It’s been a slow burner but Jürgen Klopp has managed to change an entire fanbase from doubters into believers, just as he said he would on his first day in charge of Liverpool.
Not only that, though, the charismatic German also convinced the players to buy into this, eventually turning them into mentality monsters.
Speaking after he was officially unveiled as the man to succeed Brendan Rodgers, Klopp implied belief in that Liverpool team was lacking: “At this moment all the LFC family is a little bit too nervous, a little bit too pessimistic, a little bit too much in doubt,” he said.
“They all celebrate the game and there is a fantastic atmosphere in the stadium, but they don’t believe at the moment. They only see five years ago, ten years ago, twenty years ago. History is great but only to remember. Now we have the possibility to write a new story if we want. But we have to clear a few things and maybe we can do this and be as successful as we can be.”
During his first campaign in charge, the players and fans had moments of shared belief – the memorable turnaround at Anfield against Borussia Dortmund perhaps the standout. But, eventually, they’d be brought back down to earth with a bump.
Fans would get nervy and this atmosphere would translate onto the pitch. Leads were lost and points were dropped. It was a vicious circle, one that was near impossible to break. The doubt would linger until the Reds did something to prove the odd moment was the start of something, and not just a one-off.
The second season of Klopp’s reign showed more signs of progress but there was still a brittleness to the squad and to the fan’s confidence. Liverpool went on an 11-match unbeaten streak between August and November only to lose it when Bournemouth came from 3-1 down to snatch a 4-3 victory.
The Reds won four of the next seven but in the three games they failed to pick up all three points in, they surrendered leads in. After draws to Manchester United and Sunderland, Liverpool lost to Swansea City at Anfield. Hull City humbled them following a draw with Chelsea and Leicester City romped to a 3-1 win a fortnight after Klopp’s men managed to defeat top-four rivals Spurs.
For a two-month spell, performances were very Jekyll and Hyde. However, eight wins from the final 12 games of the season ensured they pipped Arsenal to fourth spot by a single point. It was by no means pretty, with the Reds eking out single goal wins over Stoke City, West Brom and Watford. But they did enough to keep destiny in their own hands. A sign of change.
The 2017/18 campaign kicked off with Liverpool looking like their early 2016/17 self. The Reds were scoring goals but also happened to be conceding them. They lacked resilience and didn’t have the mental fortitude to see out games. Fans fed off this uncertainty and at times it resulted in a very surreal atmosphere.
The Reds saw leads against Watford, Sevilla (twice) and Arsenal evaporate. The tide slowly started to turn after the 4-1 loss to Spurs, however, with Klopp adopting more of a defensive approach at times. Virgil van Dijk’s arrival aided this but the side was still partial to a brainfart.

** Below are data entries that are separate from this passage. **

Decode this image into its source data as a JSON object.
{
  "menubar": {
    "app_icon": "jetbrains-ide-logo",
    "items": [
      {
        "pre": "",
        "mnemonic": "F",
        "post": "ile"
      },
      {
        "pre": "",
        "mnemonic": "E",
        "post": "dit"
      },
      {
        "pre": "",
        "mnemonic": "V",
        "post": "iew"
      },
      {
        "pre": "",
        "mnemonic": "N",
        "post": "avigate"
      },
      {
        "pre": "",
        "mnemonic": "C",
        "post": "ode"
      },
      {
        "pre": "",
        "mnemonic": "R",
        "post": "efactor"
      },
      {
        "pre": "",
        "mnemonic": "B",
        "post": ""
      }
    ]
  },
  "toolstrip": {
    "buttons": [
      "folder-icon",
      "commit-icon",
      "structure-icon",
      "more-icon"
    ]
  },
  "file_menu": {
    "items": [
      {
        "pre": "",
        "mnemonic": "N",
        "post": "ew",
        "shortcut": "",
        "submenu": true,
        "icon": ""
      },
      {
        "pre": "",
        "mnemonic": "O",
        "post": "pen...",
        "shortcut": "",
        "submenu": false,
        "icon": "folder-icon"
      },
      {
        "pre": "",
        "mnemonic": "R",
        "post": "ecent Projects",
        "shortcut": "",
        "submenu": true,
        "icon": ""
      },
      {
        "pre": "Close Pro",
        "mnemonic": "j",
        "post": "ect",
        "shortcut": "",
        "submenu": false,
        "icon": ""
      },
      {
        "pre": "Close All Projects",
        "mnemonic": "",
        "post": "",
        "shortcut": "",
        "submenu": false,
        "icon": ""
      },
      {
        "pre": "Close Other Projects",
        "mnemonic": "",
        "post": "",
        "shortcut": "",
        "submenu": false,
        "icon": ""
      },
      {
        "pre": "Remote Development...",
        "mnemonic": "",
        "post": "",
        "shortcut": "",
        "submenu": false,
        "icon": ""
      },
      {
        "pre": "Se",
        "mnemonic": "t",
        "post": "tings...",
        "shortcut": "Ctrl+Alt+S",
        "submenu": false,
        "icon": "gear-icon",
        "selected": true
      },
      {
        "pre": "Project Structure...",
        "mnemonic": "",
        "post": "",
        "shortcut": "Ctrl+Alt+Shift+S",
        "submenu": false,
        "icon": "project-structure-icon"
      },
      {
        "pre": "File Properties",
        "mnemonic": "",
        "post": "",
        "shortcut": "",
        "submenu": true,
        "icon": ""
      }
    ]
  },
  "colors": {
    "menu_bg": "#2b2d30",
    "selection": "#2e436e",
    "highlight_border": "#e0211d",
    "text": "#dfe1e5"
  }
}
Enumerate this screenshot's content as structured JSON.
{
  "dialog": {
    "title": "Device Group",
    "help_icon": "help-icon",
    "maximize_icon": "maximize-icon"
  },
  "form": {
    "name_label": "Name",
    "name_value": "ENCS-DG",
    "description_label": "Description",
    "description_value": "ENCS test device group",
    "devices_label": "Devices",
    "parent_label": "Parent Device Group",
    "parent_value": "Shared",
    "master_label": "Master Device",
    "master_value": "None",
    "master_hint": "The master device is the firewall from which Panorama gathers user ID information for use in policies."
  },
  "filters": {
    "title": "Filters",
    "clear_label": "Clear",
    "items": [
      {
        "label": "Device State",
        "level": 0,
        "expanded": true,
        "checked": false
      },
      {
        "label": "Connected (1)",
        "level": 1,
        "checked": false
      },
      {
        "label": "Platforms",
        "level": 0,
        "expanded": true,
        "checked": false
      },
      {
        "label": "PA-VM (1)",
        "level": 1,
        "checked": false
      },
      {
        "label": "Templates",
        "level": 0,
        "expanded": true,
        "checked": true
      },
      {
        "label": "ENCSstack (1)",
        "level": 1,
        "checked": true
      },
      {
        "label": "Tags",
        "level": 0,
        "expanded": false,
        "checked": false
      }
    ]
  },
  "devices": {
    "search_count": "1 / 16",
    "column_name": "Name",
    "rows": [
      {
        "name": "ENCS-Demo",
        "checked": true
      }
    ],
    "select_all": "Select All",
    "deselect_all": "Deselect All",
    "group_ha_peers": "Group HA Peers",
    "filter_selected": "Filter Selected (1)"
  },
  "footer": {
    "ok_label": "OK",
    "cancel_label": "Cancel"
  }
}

They allowed Manchester City to recover from being 4-1 down to make a nervy 4-3 finish. Spurs salvaged a point at Anfield despite twice trailing. Roma scored six across two legs in a Champions League semi-final. But these capitulations were few and far between.
Last season was different altogether. Of course, Liverpool lost the odd lead but there weren’t any collapses like in previous campaigns. Their heaviest defeat was at the hands of Barcelona in what could be described as the most even 3-0 loss in history.

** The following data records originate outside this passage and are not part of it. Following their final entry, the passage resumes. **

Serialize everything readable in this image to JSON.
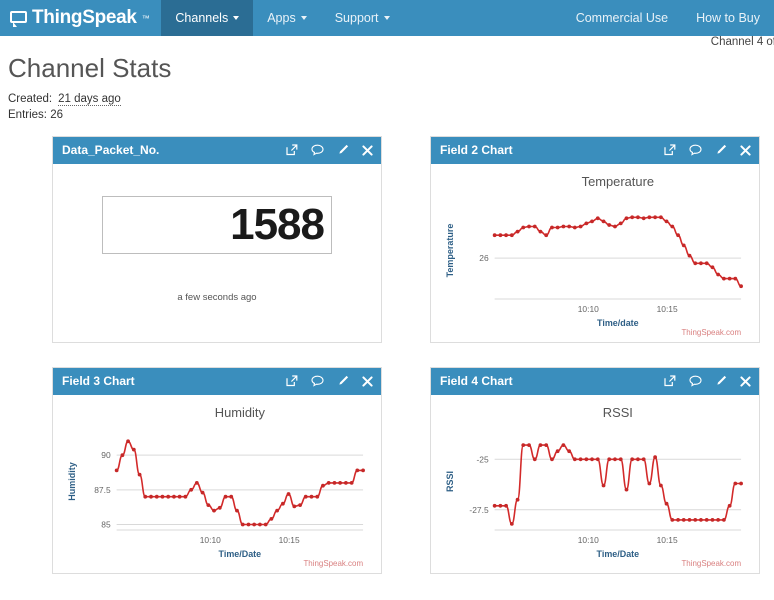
{
  "navbar": {
    "brand": "ThingSpeak",
    "brand_tm": "™",
    "logo_icon": "speech-bubble-icon",
    "items": [
      {
        "label": "Channels",
        "has_caret": true,
        "active": true
      },
      {
        "label": "Apps",
        "has_caret": true,
        "active": false
      },
      {
        "label": "Support",
        "has_caret": true,
        "active": false
      }
    ],
    "right_items": [
      {
        "label": "Commercial Use"
      },
      {
        "label": "How to Buy"
      }
    ],
    "background": "#3a8ebd",
    "active_background": "#2b6d94"
  },
  "subbar": {
    "channel_count": "Channel 4 of"
  },
  "page": {
    "title": "Channel Stats",
    "created_label": "Created:",
    "created_value": "21 days ago",
    "entries_label": "Entries:",
    "entries_value": "26"
  },
  "widget_icons": [
    {
      "name": "export-icon",
      "title": "export"
    },
    {
      "name": "comment-icon",
      "title": "comment"
    },
    {
      "name": "edit-pencil-icon",
      "title": "edit"
    },
    {
      "name": "close-icon",
      "title": "close"
    }
  ],
  "widgets": [
    {
      "id": "data-packet-no",
      "header": "Data_Packet_No.",
      "type": "numeric",
      "value": "1588",
      "timestamp": "a few seconds ago"
    },
    {
      "id": "field-2-chart",
      "header": "Field 2 Chart",
      "type": "chart"
    },
    {
      "id": "field-3-chart",
      "header": "Field 3 Chart",
      "type": "chart"
    },
    {
      "id": "field-4-chart",
      "header": "Field 4 Chart",
      "type": "chart"
    }
  ],
  "watermark": "ThingSpeak.com",
  "colors": {
    "brand_blue": "#3a8ebd",
    "series_red": "#c62828",
    "axis_title_blue": "#2e5f86"
  },
  "chart_data": [
    {
      "id": "temperature",
      "type": "line",
      "title": "Temperature",
      "xlabel": "Time/date",
      "ylabel": "Temperature",
      "grid": true,
      "legend": false,
      "xticks": [
        "10:10",
        "10:15"
      ],
      "xtick_positions": [
        0.38,
        0.7
      ],
      "yticks": [
        26
      ],
      "ylim": [
        25.2,
        27.1
      ],
      "xlim": [
        0,
        43
      ],
      "x": [
        0,
        1,
        2,
        3,
        4,
        5,
        6,
        7,
        8,
        9,
        10,
        11,
        12,
        13,
        14,
        15,
        16,
        17,
        18,
        19,
        20,
        21,
        22,
        23,
        24,
        25,
        26,
        27,
        28,
        29,
        30,
        31,
        32,
        33,
        34,
        35,
        36,
        37,
        38,
        39,
        40,
        41,
        42,
        43
      ],
      "values": [
        26.45,
        26.45,
        26.45,
        26.45,
        26.52,
        26.6,
        26.62,
        26.62,
        26.52,
        26.45,
        26.6,
        26.6,
        26.62,
        26.62,
        26.6,
        26.62,
        26.68,
        26.72,
        26.78,
        26.72,
        26.65,
        26.62,
        26.68,
        26.78,
        26.8,
        26.8,
        26.78,
        26.8,
        26.8,
        26.8,
        26.72,
        26.62,
        26.45,
        26.25,
        26.05,
        25.9,
        25.9,
        25.9,
        25.82,
        25.68,
        25.6,
        25.6,
        25.6,
        25.45
      ]
    },
    {
      "id": "humidity",
      "type": "line",
      "title": "Humidity",
      "xlabel": "Time/Date",
      "ylabel": "Humidity",
      "grid": true,
      "legend": false,
      "xticks": [
        "10:10",
        "10:15"
      ],
      "xtick_positions": [
        0.38,
        0.7
      ],
      "yticks": [
        85,
        87.5,
        90
      ],
      "ylim": [
        84.6,
        91.6
      ],
      "xlim": [
        0,
        43
      ],
      "x": [
        0,
        1,
        2,
        3,
        4,
        5,
        6,
        7,
        8,
        9,
        10,
        11,
        12,
        13,
        14,
        15,
        16,
        17,
        18,
        19,
        20,
        21,
        22,
        23,
        24,
        25,
        26,
        27,
        28,
        29,
        30,
        31,
        32,
        33,
        34,
        35,
        36,
        37,
        38,
        39,
        40,
        41,
        42,
        43
      ],
      "values": [
        88.9,
        90.0,
        91.0,
        90.4,
        88.6,
        87.0,
        87.0,
        87.0,
        87.0,
        87.0,
        87.0,
        87.0,
        87.0,
        87.5,
        88.0,
        87.3,
        86.4,
        86.0,
        86.2,
        87.0,
        87.0,
        86.0,
        85.0,
        85.0,
        85.0,
        85.0,
        85.0,
        85.4,
        86.0,
        86.5,
        87.2,
        86.3,
        86.4,
        87.0,
        87.0,
        87.0,
        87.8,
        88.0,
        88.0,
        88.0,
        88.0,
        88.0,
        88.9,
        88.9
      ]
    },
    {
      "id": "rssi",
      "type": "line",
      "title": "RSSI",
      "xlabel": "Time/Date",
      "ylabel": "RSSI",
      "grid": true,
      "legend": false,
      "xticks": [
        "10:10",
        "10:15"
      ],
      "xtick_positions": [
        0.38,
        0.7
      ],
      "yticks": [
        -27.5,
        -25
      ],
      "ylim": [
        -28.5,
        -23.7
      ],
      "xlim": [
        0,
        43
      ],
      "x": [
        0,
        1,
        2,
        3,
        4,
        5,
        6,
        7,
        8,
        9,
        10,
        11,
        12,
        13,
        14,
        15,
        16,
        17,
        18,
        19,
        20,
        21,
        22,
        23,
        24,
        25,
        26,
        27,
        28,
        29,
        30,
        31,
        32,
        33,
        34,
        35,
        36,
        37,
        38,
        39,
        40,
        41,
        42,
        43
      ],
      "values": [
        -27.3,
        -27.3,
        -27.3,
        -28.2,
        -27.0,
        -24.3,
        -24.3,
        -25.0,
        -24.3,
        -24.3,
        -25.0,
        -24.6,
        -24.3,
        -24.6,
        -25.0,
        -25.0,
        -25.0,
        -25.0,
        -25.0,
        -26.3,
        -25.0,
        -25.0,
        -25.0,
        -26.5,
        -25.0,
        -25.0,
        -25.0,
        -26.2,
        -24.9,
        -26.3,
        -27.2,
        -28.0,
        -28.0,
        -28.0,
        -28.0,
        -28.0,
        -28.0,
        -28.0,
        -28.0,
        -28.0,
        -28.0,
        -27.3,
        -26.2,
        -26.2
      ]
    }
  ]
}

The return leg saw Anfield play host to one of the greatest comebacks in football history. Klopp revealed what he said in the build-up to that match: “We have to play without two of the best strikers in the world. The world outside is saying it is not possible. And let’s be honest, it’s probably impossible. But because it’s you? Because it’s you, we have a chance.”
He didn’t eulogise over what happened in Istanbul all those years back. For the first time in a long time, a Liverpool manager had something other than the 2005 Champions League triumph to talk about. This group of players had appeared in a European Cup final. They’d weathered storms. They’d added an edge to their mentality. They no longer lacked that big-game experience. This squad has self-belief and they’re backed by supporters who believe in them.
It’s a perfect storm and one of the many reasons they don’t know when they’re beaten. It’s often overlooked that ahead of the Barca game, Liverpool went to St James’ Park and snatched a late winner in difficult circumstances to keep their title hopes alive. In previous years, that match would’ve ended in a draw. Just as the 4-3 win over Crystal Palace in January would have and the 3-1 win against Southampton in April.
The Reds have won 40 of their last 49 Premier League matches, and they’ve come from behind in their last three to claim seven points in total.
This process started back in 2015. These mentality monsters have been developed over time. Liverpool fans went from fearing the worst to expecting maximum points in every single game.